#### [INSTRUCTIONS FOR THE TASK]
Show only those lines of the entries where the string "JSON" is found.
##### EXERCISE MATERIAL
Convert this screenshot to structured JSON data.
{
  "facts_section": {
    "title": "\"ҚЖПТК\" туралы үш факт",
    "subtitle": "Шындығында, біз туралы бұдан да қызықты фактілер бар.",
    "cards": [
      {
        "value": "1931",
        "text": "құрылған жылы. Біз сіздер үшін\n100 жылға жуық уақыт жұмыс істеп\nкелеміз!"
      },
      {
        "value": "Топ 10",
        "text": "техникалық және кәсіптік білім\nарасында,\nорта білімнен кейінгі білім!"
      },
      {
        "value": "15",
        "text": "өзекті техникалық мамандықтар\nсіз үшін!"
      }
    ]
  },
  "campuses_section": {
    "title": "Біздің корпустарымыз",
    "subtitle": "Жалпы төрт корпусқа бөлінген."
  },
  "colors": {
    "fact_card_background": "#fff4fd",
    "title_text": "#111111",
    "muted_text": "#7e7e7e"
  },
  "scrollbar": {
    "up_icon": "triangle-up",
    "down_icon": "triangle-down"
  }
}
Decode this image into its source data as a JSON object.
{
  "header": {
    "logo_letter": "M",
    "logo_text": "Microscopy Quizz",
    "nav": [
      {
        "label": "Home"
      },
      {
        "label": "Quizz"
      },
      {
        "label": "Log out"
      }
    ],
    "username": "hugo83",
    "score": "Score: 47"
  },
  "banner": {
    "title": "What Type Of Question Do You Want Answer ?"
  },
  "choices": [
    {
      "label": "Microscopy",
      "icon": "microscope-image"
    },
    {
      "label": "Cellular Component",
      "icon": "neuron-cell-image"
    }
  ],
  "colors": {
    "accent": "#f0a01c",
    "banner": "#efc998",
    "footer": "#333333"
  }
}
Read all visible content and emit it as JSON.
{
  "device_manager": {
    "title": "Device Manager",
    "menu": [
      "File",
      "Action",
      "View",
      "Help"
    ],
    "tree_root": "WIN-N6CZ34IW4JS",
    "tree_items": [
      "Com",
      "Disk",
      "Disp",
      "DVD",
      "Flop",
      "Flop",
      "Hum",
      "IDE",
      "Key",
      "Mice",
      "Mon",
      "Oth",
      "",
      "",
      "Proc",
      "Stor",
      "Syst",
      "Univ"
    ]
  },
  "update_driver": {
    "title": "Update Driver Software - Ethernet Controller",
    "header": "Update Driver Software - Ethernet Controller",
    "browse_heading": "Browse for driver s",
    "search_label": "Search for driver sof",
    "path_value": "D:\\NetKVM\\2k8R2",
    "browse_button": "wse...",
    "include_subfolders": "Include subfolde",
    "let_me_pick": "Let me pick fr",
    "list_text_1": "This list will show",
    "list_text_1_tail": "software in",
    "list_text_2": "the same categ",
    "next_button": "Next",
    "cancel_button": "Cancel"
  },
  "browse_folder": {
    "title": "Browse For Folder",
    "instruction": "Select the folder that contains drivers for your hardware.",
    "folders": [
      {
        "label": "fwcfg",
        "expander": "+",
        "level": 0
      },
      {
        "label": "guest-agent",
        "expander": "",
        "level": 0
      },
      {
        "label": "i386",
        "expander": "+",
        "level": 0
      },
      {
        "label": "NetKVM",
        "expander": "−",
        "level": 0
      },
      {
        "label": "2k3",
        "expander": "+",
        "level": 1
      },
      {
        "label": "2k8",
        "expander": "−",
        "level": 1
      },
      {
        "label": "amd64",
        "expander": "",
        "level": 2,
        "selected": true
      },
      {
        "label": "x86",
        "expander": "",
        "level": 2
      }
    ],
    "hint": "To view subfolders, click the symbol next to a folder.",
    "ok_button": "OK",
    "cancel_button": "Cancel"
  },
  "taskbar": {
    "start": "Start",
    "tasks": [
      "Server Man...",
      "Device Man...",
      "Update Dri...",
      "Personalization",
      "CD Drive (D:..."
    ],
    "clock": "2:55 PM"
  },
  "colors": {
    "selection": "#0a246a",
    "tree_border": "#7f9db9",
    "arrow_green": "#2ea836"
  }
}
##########
#### [OUTPUT BELOW]
Convert this screenshot to structured JSON data.
Decode this image into its source data as a JSON object.
Read all visible content and emit it as JSON.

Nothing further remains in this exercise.